- If you want people to be reliable, you have to be reliable yourself.
- If you want people to trust you and each other, you have to trust them.
- If you want people to make an extra effort, you have to work harder, too.
- If you want people to be open, you have to show sincerity yourself.
- If you want people to be creative, you have to accept that they will make mistakes.
Think about your own behaviour at work. How do you lead by example? What else should you do?
3. Be enthusiastic
If you do not show enthusiasm for what your team is doing, it is impossible for them to be enthusiastic. Often, people who are enthusiastic are seen as naive. However, being positive helps your staff to overcome problems more easily. It also counteracts the cynicism and disillusionment that some people in the organization have, and which can spread like a virus.
4. Give your staff the tools they need
“The only thing more expensive than education is ignorance,” said the 18th-century US statesman Benjamin Franklin. When you expect people to take on new responsibilities, you have to give them the tools to do the job. This means analysing the skills each member of staff needs and finding ways to fill any gaps, whether through external training programmes or on the job training. Ideally, you should have a personal development plan for each staff member.
Managers should also act as coaches to their staff, building people’s confidence and self-esteem and showing them what they are capable of doing. There are all sorts of activities you can use to coach people:
Demonstrating a task and watching while the learner tries to perform it.
Observing someone else with the learner and discussing the process.
Observing a learner at his or her normal work and giving feedback.
Asking learners to specify problem areas, and discussing solutions; then providing support when the solution is put into operation.
5. Give positive feedback
Feedback is a particularly effective tools for empowering employees. It allows them to understand their strengths and to recognize areas for improvement.

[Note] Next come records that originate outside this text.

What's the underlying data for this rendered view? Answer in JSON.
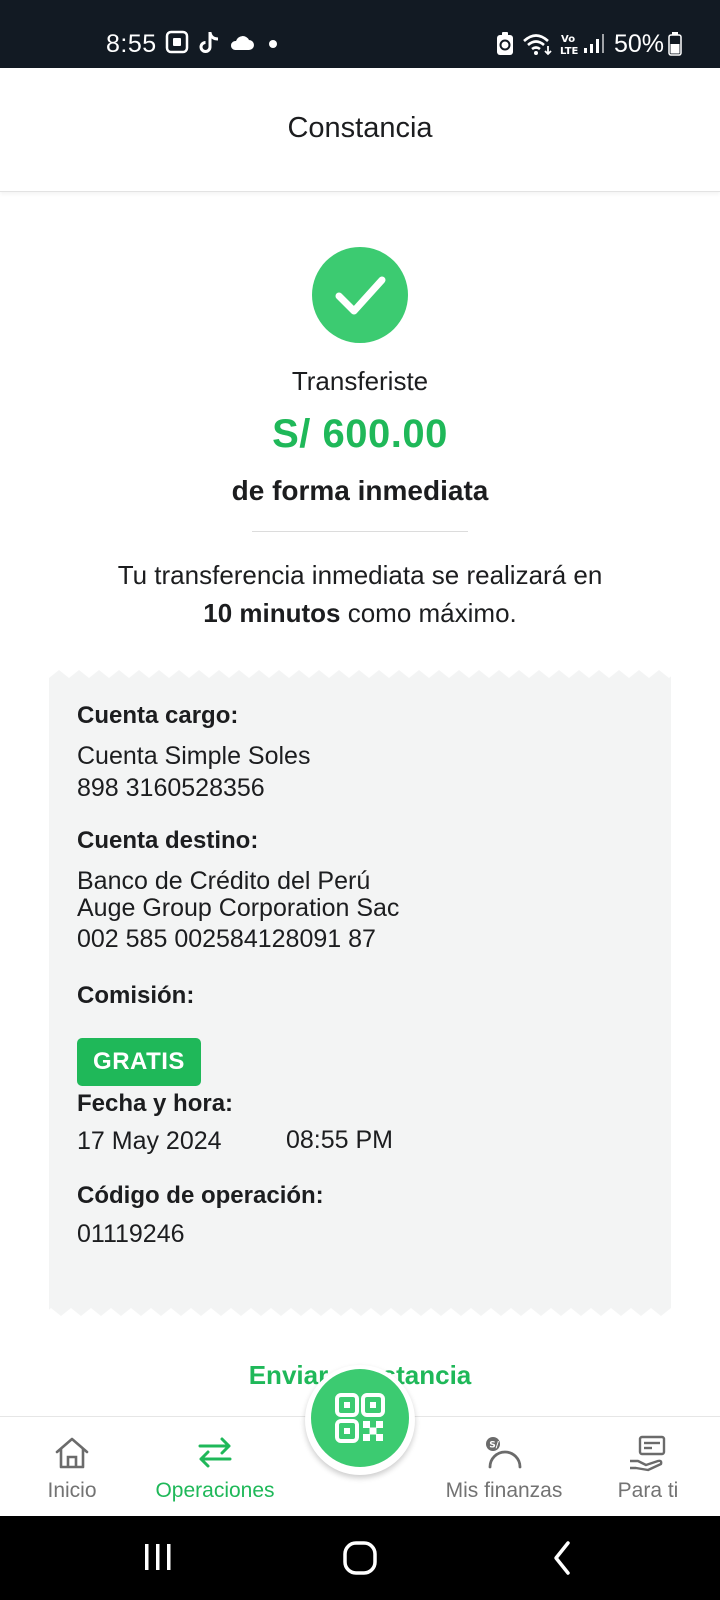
{
  "status_bar": {
    "time": "8:55",
    "battery": "50%",
    "icons": [
      "screenshot-icon",
      "tiktok-icon",
      "cloud-icon",
      "notification-dot-icon",
      "battery-saver-icon",
      "wifi-icon",
      "volte-icon",
      "signal-icon",
      "battery-icon"
    ]
  },
  "header": {
    "title": "Constancia"
  },
  "summary": {
    "label": "Transferiste",
    "amount": "S/ 600.00",
    "subtitle": "de forma inmediata",
    "note_line1": "Tu transferencia inmediata se realizará en",
    "note_bold": "10 minutos",
    "note_rest": " como máximo."
  },
  "receipt": {
    "cuenta_cargo_label": "Cuenta cargo:",
    "cuenta_cargo_name": "Cuenta Simple Soles",
    "cuenta_cargo_number": "898 3160528356",
    "cuenta_destino_label": "Cuenta destino:",
    "cuenta_destino_bank": "Banco de Crédito del Perú",
    "cuenta_destino_holder": "Auge Group Corporation Sac",
    "cuenta_destino_number": "002 585 002584128091 87",
    "comision_label": "Comisión:",
    "comision_value": "GRATIS",
    "fecha_label": "Fecha y hora:",
    "fecha_date": "17 May 2024",
    "fecha_time": "08:55 PM",
    "codigo_label": "Código de operación:",
    "codigo_value": "01119246"
  },
  "send_link": "Enviar constancia",
  "bottom_nav": {
    "items": [
      {
        "label": "Inicio",
        "icon": "home-icon",
        "active": false
      },
      {
        "label": "Operaciones",
        "icon": "transfer-arrows-icon",
        "active": true
      },
      {
        "label": "Mis finanzas",
        "icon": "finance-gauge-icon",
        "active": false
      },
      {
        "label": "Para ti",
        "icon": "offer-hand-icon",
        "active": false
      }
    ],
    "fab_icon": "qr-code-icon"
  },
  "colors": {
    "accent_green": "#1fb859",
    "success_green": "#3ccb71",
    "status_bar_bg": "#121a23",
    "receipt_bg": "#f3f4f4"
  }
}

It helps them to see the progress they are making. It shows them that the organization is interested in them. And it can also give them new perspectives on problems.
Remember, however, that feedback is not criticism. It should focus on problems or issues, not on the person. It should deal with particular situations and not make generalizations (avoid words like “always” and “never”). It should look for solutions rather than blaming people for mistakes; and it should look to the future and not dwell on the past.
Think about how often you give your staff feedback. As a manager, look for opportunities to give positive feedback and reinforce good practice. Remember also to give credit when people get it right, including when you report to people outside your team.
6. Working for change
What can you do if you want to empower people, but you work in a highly traditional, bureaucratic organization? You need to be a guerrilla fighter for empowerment. That doesn’t mean trying to start a revolution. It means bringing about change from the middle of the hierarchy. Again, this is a question of looking for small gains. Make your standards and values known. Let your own example, and that of your team, speak for itself. Promote the efforts of your own people. Be the spokesperson in your organization for quality customer service. And above all, be patient and persistent.